King Galon Gold Leaf Workshop has a nice selection of items to bring home and remember the brilliance of Myanmar.The picture above shows the stages of adding gilding to elephants which are one of many figures available for purchase. On the right is the unadorned carved wood elephant. It is then lacquered in black. Afterwards, gold leaf is generously applied all over the figure. You will notice in the vase behind them are a number of gold figures on sticks. These are images of the Buddha that can be inserted into your hair for decoration just as some women might use a pair of chopsticks to hold their hair in a bun. Women in Myanmar have a number of beautiful ornamentation for their hair and I will have to do a post some day to show you some of the options I discovered.
Many different figures are offered for purchase. Images of the Buddha are popular as are representations of galon. I found a number of rabbits (we were in the year of the rabbit at the time I was visiting) as well as many elephants and turtles. Owls are another popular image in Myanmar. Having a pair of them at your business is said to bring good fortune. Before I left Myanmar, I picked up a pair of gold and lacquered owls for my office back in East Lansing.
Another popular item at King Galon is a gold leaf. An actual leaf that has been coated in gold leaf. In this case, they are coating banyan leaves. Banyans are significant to Buddhists because the Buddha is said to have achieved enlightenment while meditating under a Banyan tree of the species Sacred Fig. It is often called a Bodhi tree. Here singles, doubles and even triples of leaves have been covered in gold leaf and then mounted on a card covered in blue, black or burgundy velvet. They make a lovely and inexpensive remembrance of gift for someone back at home.
Always on duty, this WanderShopper found a few things to come home with her from the King Galon gift shop. Of course I purchased a pack of gold leaf squares. Not only to these remind me of the tour of King Galon but also of all the times I saw them being offered in beautiful temples throughout Myanmar. I purchased a small gilded statue of the Buddha as well as turtle that has already been gifted to my turtle hoarding friend. I selected a small gold banyan leaf on blue velvet, two Buddha hair sticks and, pictured on the left side, a small Buddha pendant or amulet. Not a bad take for one shop!
Myanmar is a beautiful country full of wonderful people.
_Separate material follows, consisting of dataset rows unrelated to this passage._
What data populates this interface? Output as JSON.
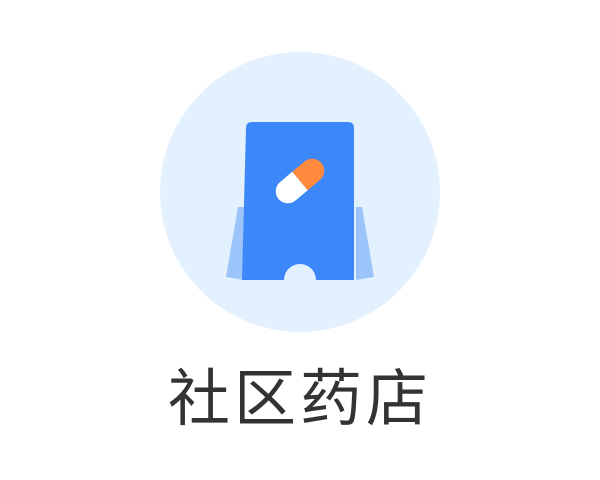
{
  "app": {
    "label": "社区药店",
    "icon": "pharmacy-store-icon"
  },
  "colors": {
    "circle_bg": "#E3F1FE",
    "store_blue": "#3D88F9",
    "store_side": "#9CC4FB",
    "pill_orange": "#FF8A3D",
    "pill_white": "#FFFFFF",
    "label_text": "#333333"
  }
}
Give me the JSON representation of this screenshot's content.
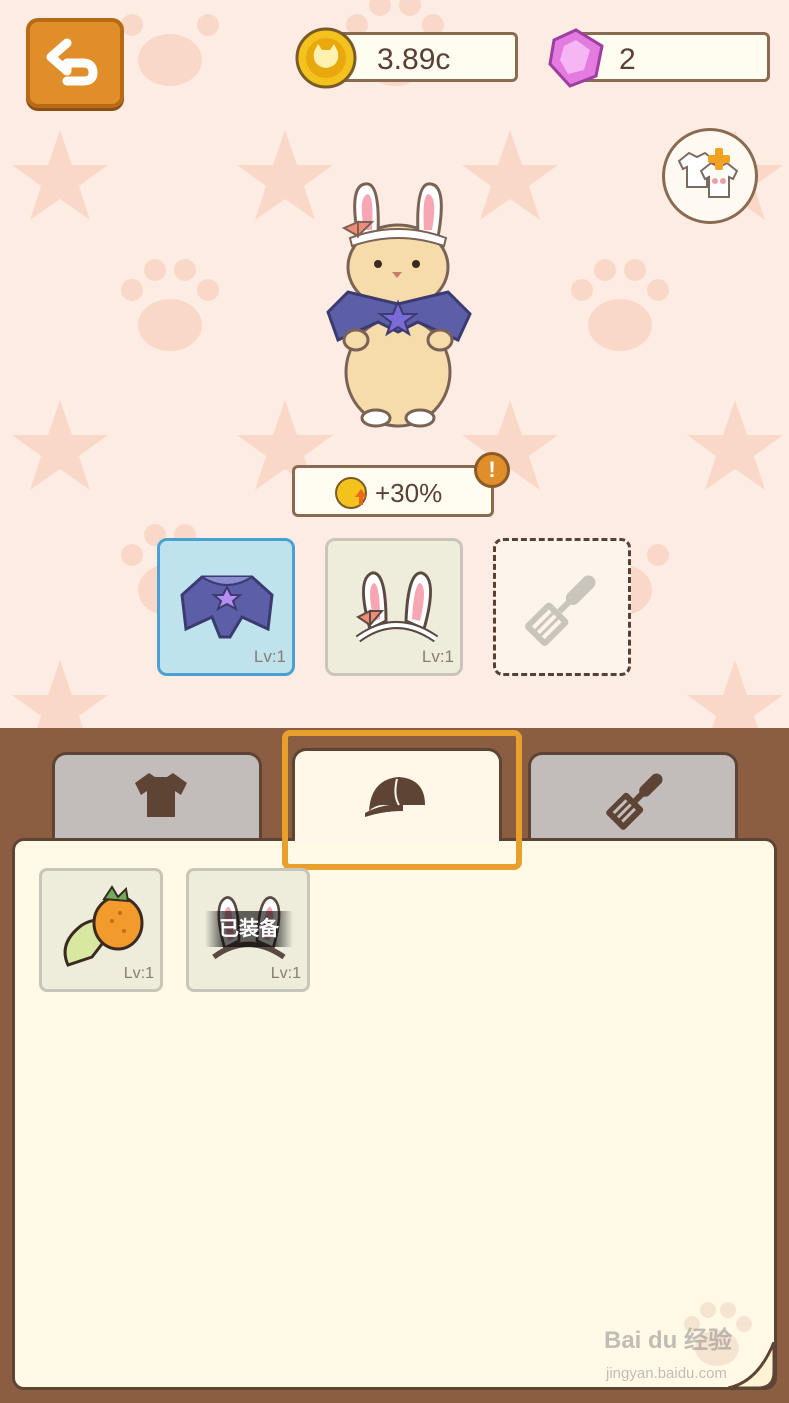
{
  "header": {
    "back_icon": "back-arrow-icon",
    "coins": "3.89c",
    "gems": "2"
  },
  "character": {
    "name_icon": "bunny-cat-character",
    "bonus": "+30%"
  },
  "equip_slots": [
    {
      "icon": "cape-icon",
      "level": "Lv:1",
      "state": "selected"
    },
    {
      "icon": "bunny-ears-icon",
      "level": "Lv:1",
      "state": "filled"
    },
    {
      "icon": "spatula-icon",
      "level": "",
      "state": "empty"
    }
  ],
  "tabs": [
    {
      "icon": "shirt-icon",
      "active": false
    },
    {
      "icon": "cap-icon",
      "active": true
    },
    {
      "icon": "spatula-icon",
      "active": false
    }
  ],
  "inventory": [
    {
      "icon": "carrot-hat-icon",
      "level": "Lv:1",
      "badge": ""
    },
    {
      "icon": "bunny-ears-icon",
      "level": "Lv:1",
      "badge": "已装备"
    }
  ],
  "watermark": {
    "logo": "Bai du 经验",
    "url": "jingyan.baidu.com"
  },
  "colors": {
    "accent_orange": "#e08e2a",
    "panel_brown": "#8b5e42",
    "selected_slot": "#bfe3ec"
  }
}
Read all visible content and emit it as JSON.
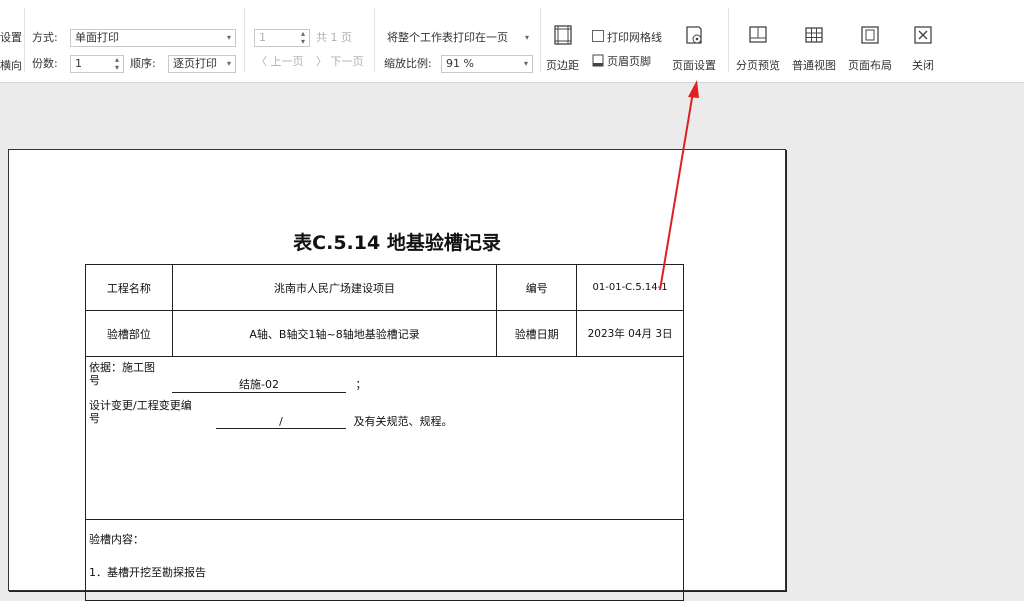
{
  "toolbar": {
    "setup_partial": "设置",
    "orientation_partial": "横向",
    "mode_label": "方式:",
    "mode_value": "单面打印",
    "copies_label": "份数:",
    "copies_value": "1",
    "order_label": "顺序:",
    "order_value": "逐页打印",
    "page_number": "1",
    "total_pages": "共 1 页",
    "prev_page": "上一页",
    "next_page": "下一页",
    "fit_value": "将整个工作表打印在一页",
    "zoom_label": "缩放比例:",
    "zoom_value": "91 %",
    "margins": "页边距",
    "print_gridlines": "打印网格线",
    "header_footer": "页眉页脚",
    "page_setup": "页面设置",
    "page_break_preview": "分页预览",
    "normal_view": "普通视图",
    "page_layout": "页面布局",
    "close": "关闭"
  },
  "document": {
    "title": "表C.5.14 地基验槽记录",
    "project_label": "工程名称",
    "project_value": "洮南市人民广场建设项目",
    "code_label": "编号",
    "code_value": "01-01-C.5.14-1",
    "part_label": "验槽部位",
    "part_value": "A轴、B轴交1轴~8轴地基验槽记录",
    "date_label": "验槽日期",
    "date_value": "2023年 04月 3日",
    "basis_label_1": "依据：施工图",
    "basis_label_2": "号",
    "drawing_no": "结施-02",
    "basis_semicolon": "；",
    "change_label_1": "设计变更/工程变更编",
    "change_label_2": "号",
    "change_no": "/",
    "basis_suffix": "及有关规范、规程。",
    "content_label": "验槽内容：",
    "item_1": "1．基槽开挖至勘探报告"
  },
  "colors": {
    "arrow": "#e02020",
    "toolbar_bg": "#ffffff",
    "workspace_bg": "#ebebeb"
  }
}
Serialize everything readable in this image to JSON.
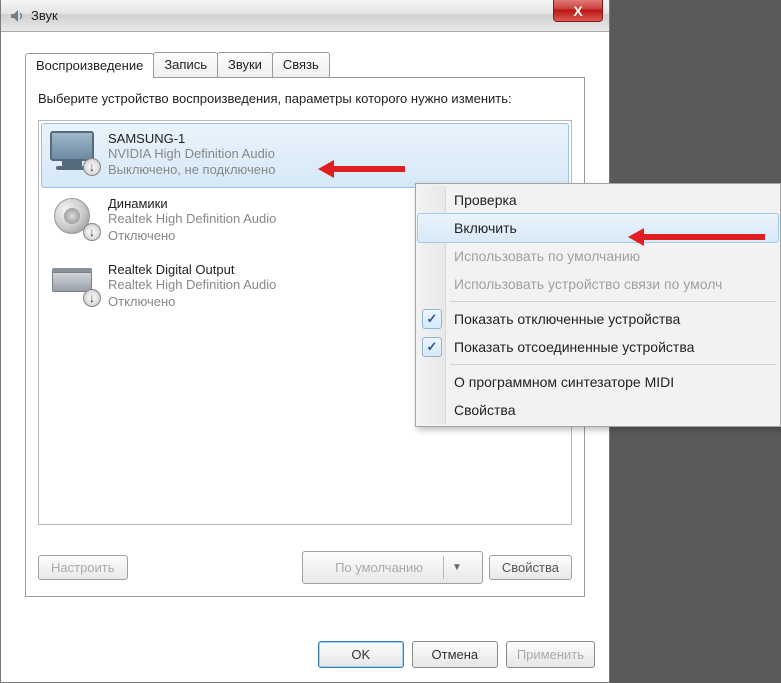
{
  "window": {
    "title": "Звук",
    "close_label": "X"
  },
  "tabs": {
    "playback": "Воспроизведение",
    "recording": "Запись",
    "sounds": "Звуки",
    "comm": "Связь"
  },
  "instruction": "Выберите устройство воспроизведения, параметры которого нужно изменить:",
  "devices": [
    {
      "name": "SAMSUNG-1",
      "driver": "NVIDIA High Definition Audio",
      "status": "Выключено, не подключено"
    },
    {
      "name": "Динамики",
      "driver": "Realtek High Definition Audio",
      "status": "Отключено"
    },
    {
      "name": "Realtek Digital Output",
      "driver": "Realtek High Definition Audio",
      "status": "Отключено"
    }
  ],
  "panel_buttons": {
    "configure": "Настроить",
    "default": "По умолчанию",
    "properties": "Свойства"
  },
  "dialog_buttons": {
    "ok": "OK",
    "cancel": "Отмена",
    "apply": "Применить"
  },
  "context_menu": {
    "test": "Проверка",
    "enable": "Включить",
    "set_default": "Использовать по умолчанию",
    "set_comm": "Использовать устройство связи по умолч",
    "show_disabled": "Показать отключенные устройства",
    "show_disconnected": "Показать отсоединенные устройства",
    "about_midi": "О программном синтезаторе MIDI",
    "properties": "Свойства"
  }
}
I was continuously wonder-struck by the amazing destinations I visited on this WanderTours trip. They have another tour there scheduled for November of this year. If you register by April 15th, you’ll also receive a beautiful coffee table book called Humanitas III: The People of Burma. I would love to share more of my images from my travels in Myanmar where gold leaf was in use. Please visit the WanderShopper fanpage on Facebook and the Myanmar album. While you are there, be sure to “like” WanderShopper so you will be alerted to future posts as well as Facebook only content.
Have you ever used gold leaf before? Was it as an offering, part of a craft project or for decorating? Let’s learn more about your experiences.